The anticipation of a full-scale Russian military invasion of Ukraine became a reality in the early morning hours of Feb. 24. The conflict between these two neighboring states began in late 2021 and intensified earlier this year. According to U.S. News, Russia deployed 190 000 troops on Ukraine’s border over many months.

Before the invasion, President Putin declared Russian-backed breakaway areas of Donetsk and Luhansk, both situated in the conflicted Donbas region, as independent people’s republics and directed peacekeeping troops in those regions. The Russian-Ukrainian war is still evolving, with reports showing massive explosions and airstrikes with threats scaling up against the capital, Kyiv, a city with more than 3 million residents.
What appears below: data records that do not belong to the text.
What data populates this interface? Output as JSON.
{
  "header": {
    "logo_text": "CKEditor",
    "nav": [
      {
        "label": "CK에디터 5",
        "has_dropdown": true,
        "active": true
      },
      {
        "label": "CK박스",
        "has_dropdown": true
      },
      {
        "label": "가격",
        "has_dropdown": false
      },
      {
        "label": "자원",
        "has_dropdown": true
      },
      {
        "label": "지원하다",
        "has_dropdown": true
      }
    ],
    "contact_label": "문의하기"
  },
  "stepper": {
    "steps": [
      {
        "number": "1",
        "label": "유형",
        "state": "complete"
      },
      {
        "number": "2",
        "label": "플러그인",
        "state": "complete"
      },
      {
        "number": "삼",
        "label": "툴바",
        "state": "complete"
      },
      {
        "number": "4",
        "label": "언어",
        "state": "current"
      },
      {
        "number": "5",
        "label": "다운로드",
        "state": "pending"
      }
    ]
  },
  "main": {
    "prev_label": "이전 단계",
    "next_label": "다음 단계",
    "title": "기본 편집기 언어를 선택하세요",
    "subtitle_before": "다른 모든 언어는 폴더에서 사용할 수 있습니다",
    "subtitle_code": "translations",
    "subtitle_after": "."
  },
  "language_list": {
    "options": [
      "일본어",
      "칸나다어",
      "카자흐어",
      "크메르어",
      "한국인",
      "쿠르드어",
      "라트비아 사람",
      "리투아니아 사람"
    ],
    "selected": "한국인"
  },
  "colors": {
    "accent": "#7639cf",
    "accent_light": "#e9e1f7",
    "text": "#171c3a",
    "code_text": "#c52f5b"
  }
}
CNBC reports that Russia’s invasion of Ukraine could lower global production in the auto industry by millions of units this year as Russian companies suspend operations amid a myriad of sanctions targeting the country, particularly the automotive industry.

The war has already led to new supply problems for parts like wire harnesses, which serve as a car’s wiring system. Moreover, the war is likely to exacerbate the existing shortage in the supply of essential components such as semiconductor chips, whose raw materials originate from Ukraine and Russia.

Furthermore, the crisis could adversely impact car prices, resulting in inflation, which would propel already record-high vehicle prices even higher. The European auto market will feel the impact more quickly than the US and other markets. Automakers like Audi and Mercedes-Benz have considered cutting their production output because they cannot source parts from Ukraine, particularly wire harnesses.

Russia’s automotive industry risks long-term adverse effects as sanctions grow and organizations suspend operations.

Vehicles that are typically used in military operations


The Ukraine Crisis Could Cause More Problems for Car Sales

Vehicles such as tanks and armored cars are designed for military purposes. Armored vehicles are specially fitted with partial armor plating for protection against bullets and other projectiles.

The tank is the principal invasion armored car. Types such as the Armata, T-90A, T-80U tanks, and the M1A2 are armed with huge caliber main guns, tank destroyers, and assault guns. There is also the Stryker Infantry Carrier Vehicle (ICV), which was first developed in 2003. It weighs 18 tons, has a two-person crew capable of transporting foot soldiers, and is armed with an M2 50-inch heavy machinery.

The U.S. army has equipped more than half a dozen troops with Stryker ICVs, which have proven effective in the Iraq and Afghanistan battles.